- The authors performed prospective investigations involving three separate cohorts that included 120,877 U.S. women and men who were free of chronic diseases and not obese at baseline, with follow-up periods from 1986 to 2006, 1991 to 2003, and 1986 to 2006.
- The relationships between changes in lifestyle factors and weight change were evaluated at 4-year intervals, with multivariable adjustments made for age, baseline body-mass index for each period, and all lifestyle factors simultaneously.
- Cohort-specific and sex-specific results were similar and were pooled with the use of an inverse-variance–weighted meta-analysis.
- Within each 4-year period, participants gained an average of 3.35 lb (5th to 95th percentile, -4.1 to 12.4).
- On the basis of increased daily servings of individual dietary components, 4-year weight change was most strongly associated with the intake of potato chips (1.69 lb), potatoes (1.28 lb), sugar-sweetened beverages (1.00 lb), unprocessed red meats (0.95 lb), and processed meats (0.93 lb) and was inversely associated with the intake of vegetables (-0.22 lb), whole grains (-0.37 lb), fruits (-0.49 lb), nuts (-0.57 lb), and yogurt (-0.82 lb) (P ≤0.005 for each comparison).
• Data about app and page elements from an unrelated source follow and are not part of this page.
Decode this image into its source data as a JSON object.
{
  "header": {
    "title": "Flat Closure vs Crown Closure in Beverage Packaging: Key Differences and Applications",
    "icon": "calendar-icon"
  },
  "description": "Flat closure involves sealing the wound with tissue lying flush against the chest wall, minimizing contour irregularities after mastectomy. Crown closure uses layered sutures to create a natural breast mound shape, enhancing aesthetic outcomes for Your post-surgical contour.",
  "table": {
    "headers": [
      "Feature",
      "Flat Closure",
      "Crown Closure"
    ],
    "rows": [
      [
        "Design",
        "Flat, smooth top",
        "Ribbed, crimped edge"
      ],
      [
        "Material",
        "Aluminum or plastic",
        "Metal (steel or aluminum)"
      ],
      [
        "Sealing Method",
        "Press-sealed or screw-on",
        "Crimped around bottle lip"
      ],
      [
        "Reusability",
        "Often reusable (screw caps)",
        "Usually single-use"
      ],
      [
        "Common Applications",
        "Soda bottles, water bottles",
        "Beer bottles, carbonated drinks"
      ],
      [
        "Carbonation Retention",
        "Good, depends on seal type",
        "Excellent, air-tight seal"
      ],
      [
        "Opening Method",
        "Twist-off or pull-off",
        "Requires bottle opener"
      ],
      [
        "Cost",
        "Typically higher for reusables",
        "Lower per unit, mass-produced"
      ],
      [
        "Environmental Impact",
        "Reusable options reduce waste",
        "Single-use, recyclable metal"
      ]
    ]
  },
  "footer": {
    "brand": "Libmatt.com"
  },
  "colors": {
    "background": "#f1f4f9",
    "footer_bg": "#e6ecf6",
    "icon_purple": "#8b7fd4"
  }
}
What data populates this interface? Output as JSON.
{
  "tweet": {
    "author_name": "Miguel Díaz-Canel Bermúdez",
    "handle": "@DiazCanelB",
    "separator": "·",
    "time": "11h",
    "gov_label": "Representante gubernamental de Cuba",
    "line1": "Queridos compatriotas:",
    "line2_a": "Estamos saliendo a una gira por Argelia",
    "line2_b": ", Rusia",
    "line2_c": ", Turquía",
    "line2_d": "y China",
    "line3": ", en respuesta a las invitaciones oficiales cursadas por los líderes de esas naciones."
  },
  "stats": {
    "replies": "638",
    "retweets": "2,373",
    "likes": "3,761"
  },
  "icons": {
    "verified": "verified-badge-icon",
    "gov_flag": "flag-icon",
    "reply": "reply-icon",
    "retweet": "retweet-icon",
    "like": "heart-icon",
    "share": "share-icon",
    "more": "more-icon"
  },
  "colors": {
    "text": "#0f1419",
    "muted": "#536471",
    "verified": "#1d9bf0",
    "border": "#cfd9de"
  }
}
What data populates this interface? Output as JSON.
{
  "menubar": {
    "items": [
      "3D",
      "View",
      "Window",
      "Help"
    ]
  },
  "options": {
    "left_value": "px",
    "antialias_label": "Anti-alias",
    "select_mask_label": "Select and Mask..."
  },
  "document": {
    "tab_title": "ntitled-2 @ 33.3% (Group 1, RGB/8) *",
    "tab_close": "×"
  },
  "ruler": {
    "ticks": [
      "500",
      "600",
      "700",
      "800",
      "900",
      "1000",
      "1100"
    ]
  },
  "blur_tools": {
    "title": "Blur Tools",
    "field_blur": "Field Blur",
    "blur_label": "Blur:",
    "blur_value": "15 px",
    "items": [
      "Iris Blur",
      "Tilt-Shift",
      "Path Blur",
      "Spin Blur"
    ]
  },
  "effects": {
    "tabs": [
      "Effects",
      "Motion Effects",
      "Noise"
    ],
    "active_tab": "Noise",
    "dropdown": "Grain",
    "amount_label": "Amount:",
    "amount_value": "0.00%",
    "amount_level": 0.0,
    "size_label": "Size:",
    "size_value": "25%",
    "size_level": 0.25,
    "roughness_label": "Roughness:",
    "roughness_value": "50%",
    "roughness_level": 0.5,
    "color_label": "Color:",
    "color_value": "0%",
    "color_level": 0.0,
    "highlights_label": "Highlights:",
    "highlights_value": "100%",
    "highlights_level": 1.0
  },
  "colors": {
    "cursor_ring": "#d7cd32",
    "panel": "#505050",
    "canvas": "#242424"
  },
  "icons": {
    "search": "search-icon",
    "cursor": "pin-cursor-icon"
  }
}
- Aggregate dietary changes were associated with substantial differences in weight change (3.93 lb across quintiles of dietary change).
- Other lifestyle factors were also independently associated with weight change (P<0.001), including physical activity (-1.76 lb across quintiles); alcohol use (0.41 lb per drink per day), smoking (new quitters, 5.17 lb; former smokers, 0.14 lb), sleep (more weight gain with <6 or >8 hours of sleep), and television watching (0.31 lb per hour per day).